Brinkman RR. Improving the Rigor and Reproducibility of Flow Cytometry-Based Clinical Research and Trials Through Automated Data Analysis. Cytometry A, 2019. [Epub ahead of print]
The steps that characterize data analysis for flow cytometry‐based clinical trials can be grouped into quality assessment, compensation, normalization, transformation, cell population identification, cross‐sample comparison (population mapping or matching), feature extraction, visualization, and interpretation. Of these steps, cell population identification (i.e., gating), which generates reportables such as cell population counts/percentages and MFI, is the focus of significant efforts to improve the rigor and reproducibility of data analysis.

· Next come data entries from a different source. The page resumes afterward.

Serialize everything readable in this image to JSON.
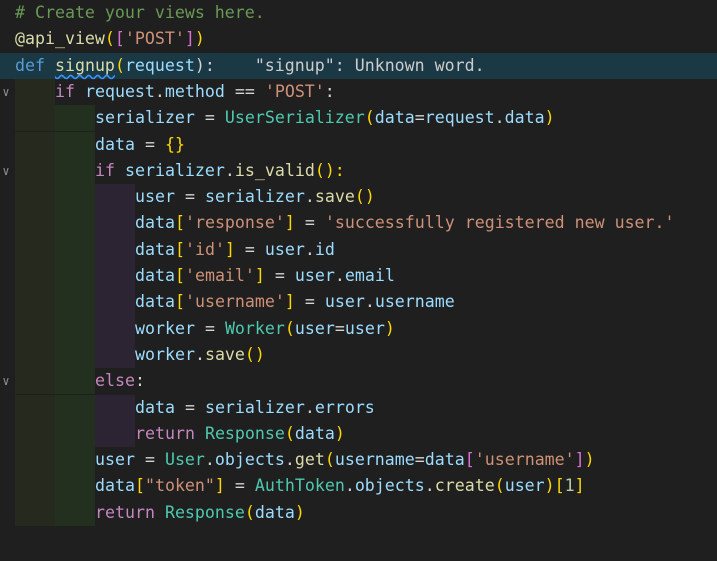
{
  "editor": {
    "lines": [
      {
        "indent": 0,
        "tokens": [
          {
            "t": "# Create your views here.",
            "c": "comment"
          }
        ]
      },
      {
        "indent": 0,
        "tokens": [
          {
            "t": "@api_view",
            "c": "fn"
          },
          {
            "t": "(",
            "c": "br1"
          },
          {
            "t": "[",
            "c": "br2"
          },
          {
            "t": "'POST'",
            "c": "str"
          },
          {
            "t": "]",
            "c": "br2"
          },
          {
            "t": ")",
            "c": "br1"
          }
        ]
      },
      {
        "indent": 0,
        "current": true,
        "fold": true,
        "tokens": [
          {
            "t": "def",
            "c": "kw"
          },
          {
            "t": " ",
            "c": "op"
          },
          {
            "t": "signup",
            "c": "fn",
            "sq": true
          },
          {
            "t": "(",
            "c": "br1"
          },
          {
            "t": "request",
            "c": "var"
          },
          {
            "t": "):",
            "c": "op"
          },
          {
            "t": "    \"signup\": Unknown word.",
            "c": "hint"
          }
        ]
      },
      {
        "indent": 1,
        "fold": true,
        "tokens": [
          {
            "t": "if",
            "c": "ctrl"
          },
          {
            "t": " ",
            "c": "op"
          },
          {
            "t": "request",
            "c": "var"
          },
          {
            "t": ".",
            "c": "op"
          },
          {
            "t": "method",
            "c": "var"
          },
          {
            "t": " == ",
            "c": "op"
          },
          {
            "t": "'POST'",
            "c": "str"
          },
          {
            "t": ":",
            "c": "op"
          }
        ]
      },
      {
        "indent": 2,
        "tokens": [
          {
            "t": "serializer",
            "c": "var"
          },
          {
            "t": " = ",
            "c": "op"
          },
          {
            "t": "UserSerializer",
            "c": "cls"
          },
          {
            "t": "(",
            "c": "br1"
          },
          {
            "t": "data",
            "c": "var"
          },
          {
            "t": "=",
            "c": "op"
          },
          {
            "t": "request",
            "c": "var"
          },
          {
            "t": ".",
            "c": "op"
          },
          {
            "t": "data",
            "c": "var"
          },
          {
            "t": ")",
            "c": "br1"
          }
        ]
      },
      {
        "indent": 2,
        "tokens": [
          {
            "t": "data",
            "c": "var"
          },
          {
            "t": " = ",
            "c": "op"
          },
          {
            "t": "{}",
            "c": "br1"
          }
        ]
      },
      {
        "indent": 2,
        "fold": true,
        "tokens": [
          {
            "t": "if",
            "c": "ctrl"
          },
          {
            "t": " ",
            "c": "op"
          },
          {
            "t": "serializer",
            "c": "var"
          },
          {
            "t": ".",
            "c": "op"
          },
          {
            "t": "is_valid",
            "c": "fn"
          },
          {
            "t": "():",
            "c": "br1"
          }
        ]
      },
      {
        "indent": 3,
        "tokens": [
          {
            "t": "user",
            "c": "var"
          },
          {
            "t": " = ",
            "c": "op"
          },
          {
            "t": "serializer",
            "c": "var"
          },
          {
            "t": ".",
            "c": "op"
          },
          {
            "t": "save",
            "c": "fn"
          },
          {
            "t": "()",
            "c": "br1"
          }
        ]
      },
      {
        "indent": 3,
        "tokens": [
          {
            "t": "data",
            "c": "var"
          },
          {
            "t": "[",
            "c": "br1"
          },
          {
            "t": "'response'",
            "c": "str"
          },
          {
            "t": "]",
            "c": "br1"
          },
          {
            "t": " = ",
            "c": "op"
          },
          {
            "t": "'successfully registered new user.'",
            "c": "str"
          }
        ]
      },
      {
        "indent": 3,
        "tokens": [
          {
            "t": "data",
            "c": "var"
          },
          {
            "t": "[",
            "c": "br1"
          },
          {
            "t": "'id'",
            "c": "str"
          },
          {
            "t": "]",
            "c": "br1"
          },
          {
            "t": " = ",
            "c": "op"
          },
          {
            "t": "user",
            "c": "var"
          },
          {
            "t": ".",
            "c": "op"
          },
          {
            "t": "id",
            "c": "var"
          }
        ]
      },
      {
        "indent": 3,
        "tokens": [
          {
            "t": "data",
            "c": "var"
          },
          {
            "t": "[",
            "c": "br1"
          },
          {
            "t": "'email'",
            "c": "str"
          },
          {
            "t": "]",
            "c": "br1"
          },
          {
            "t": " = ",
            "c": "op"
          },
          {
            "t": "user",
            "c": "var"
          },
          {
            "t": ".",
            "c": "op"
          },
          {
            "t": "email",
            "c": "var"
          }
        ]
      },
      {
        "indent": 3,
        "tokens": [
          {
            "t": "data",
            "c": "var"
          },
          {
            "t": "[",
            "c": "br1"
          },
          {
            "t": "'username'",
            "c": "str"
          },
          {
            "t": "]",
            "c": "br1"
          },
          {
            "t": " = ",
            "c": "op"
          },
          {
            "t": "user",
            "c": "var"
          },
          {
            "t": ".",
            "c": "op"
          },
          {
            "t": "username",
            "c": "var"
          }
        ]
      },
      {
        "indent": 3,
        "tokens": [
          {
            "t": "worker",
            "c": "var"
          },
          {
            "t": " = ",
            "c": "op"
          },
          {
            "t": "Worker",
            "c": "cls"
          },
          {
            "t": "(",
            "c": "br1"
          },
          {
            "t": "user",
            "c": "var"
          },
          {
            "t": "=",
            "c": "op"
          },
          {
            "t": "user",
            "c": "var"
          },
          {
            "t": ")",
            "c": "br1"
          }
        ]
      },
      {
        "indent": 3,
        "tokens": [
          {
            "t": "worker",
            "c": "var"
          },
          {
            "t": ".",
            "c": "op"
          },
          {
            "t": "save",
            "c": "fn"
          },
          {
            "t": "()",
            "c": "br1"
          }
        ]
      },
      {
        "indent": 2,
        "fold": true,
        "tokens": [
          {
            "t": "else",
            "c": "ctrl"
          },
          {
            "t": ":",
            "c": "op"
          }
        ]
      },
      {
        "indent": 3,
        "tokens": [
          {
            "t": "data",
            "c": "var"
          },
          {
            "t": " = ",
            "c": "op"
          },
          {
            "t": "serializer",
            "c": "var"
          },
          {
            "t": ".",
            "c": "op"
          },
          {
            "t": "errors",
            "c": "var"
          }
        ]
      },
      {
        "indent": 3,
        "tokens": [
          {
            "t": "return",
            "c": "ctrl"
          },
          {
            "t": " ",
            "c": "op"
          },
          {
            "t": "Response",
            "c": "cls"
          },
          {
            "t": "(",
            "c": "br1"
          },
          {
            "t": "data",
            "c": "var"
          },
          {
            "t": ")",
            "c": "br1"
          }
        ]
      },
      {
        "indent": 2,
        "tokens": [
          {
            "t": "user",
            "c": "var"
          },
          {
            "t": " = ",
            "c": "op"
          },
          {
            "t": "User",
            "c": "cls"
          },
          {
            "t": ".",
            "c": "op"
          },
          {
            "t": "objects",
            "c": "var"
          },
          {
            "t": ".",
            "c": "op"
          },
          {
            "t": "get",
            "c": "fn"
          },
          {
            "t": "(",
            "c": "br1"
          },
          {
            "t": "username",
            "c": "var"
          },
          {
            "t": "=",
            "c": "op"
          },
          {
            "t": "data",
            "c": "var"
          },
          {
            "t": "[",
            "c": "br2"
          },
          {
            "t": "'username'",
            "c": "str"
          },
          {
            "t": "]",
            "c": "br2"
          },
          {
            "t": ")",
            "c": "br1"
          }
        ]
      },
      {
        "indent": 2,
        "tokens": [
          {
            "t": "data",
            "c": "var"
          },
          {
            "t": "[",
            "c": "br1"
          },
          {
            "t": "\"token\"",
            "c": "str"
          },
          {
            "t": "]",
            "c": "br1"
          },
          {
            "t": " = ",
            "c": "op"
          },
          {
            "t": "AuthToken",
            "c": "cls"
          },
          {
            "t": ".",
            "c": "op"
          },
          {
            "t": "objects",
            "c": "var"
          },
          {
            "t": ".",
            "c": "op"
          },
          {
            "t": "create",
            "c": "fn"
          },
          {
            "t": "(",
            "c": "br1"
          },
          {
            "t": "user",
            "c": "var"
          },
          {
            "t": ")",
            "c": "br1"
          },
          {
            "t": "[",
            "c": "br1"
          },
          {
            "t": "1",
            "c": "num"
          },
          {
            "t": "]",
            "c": "br1"
          }
        ]
      },
      {
        "indent": 2,
        "tokens": [
          {
            "t": "return",
            "c": "ctrl"
          },
          {
            "t": " ",
            "c": "op"
          },
          {
            "t": "Response",
            "c": "cls"
          },
          {
            "t": "(",
            "c": "br1"
          },
          {
            "t": "data",
            "c": "var"
          },
          {
            "t": ")",
            "c": "br1"
          }
        ]
      }
    ]
  }
}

Here, rigor is the application of the scientific method to ensure unbiased and well‐controlled analysis, interpretation, and reporting of results. Reproducibility is important as analyses are only validated when they can be duplicated by multiple scientists. It is especially important for clinical studies due to what has been deemed a reproducibility crisis in medicine, as only 11% of a series of preclinical cancer studies could be replicated 1.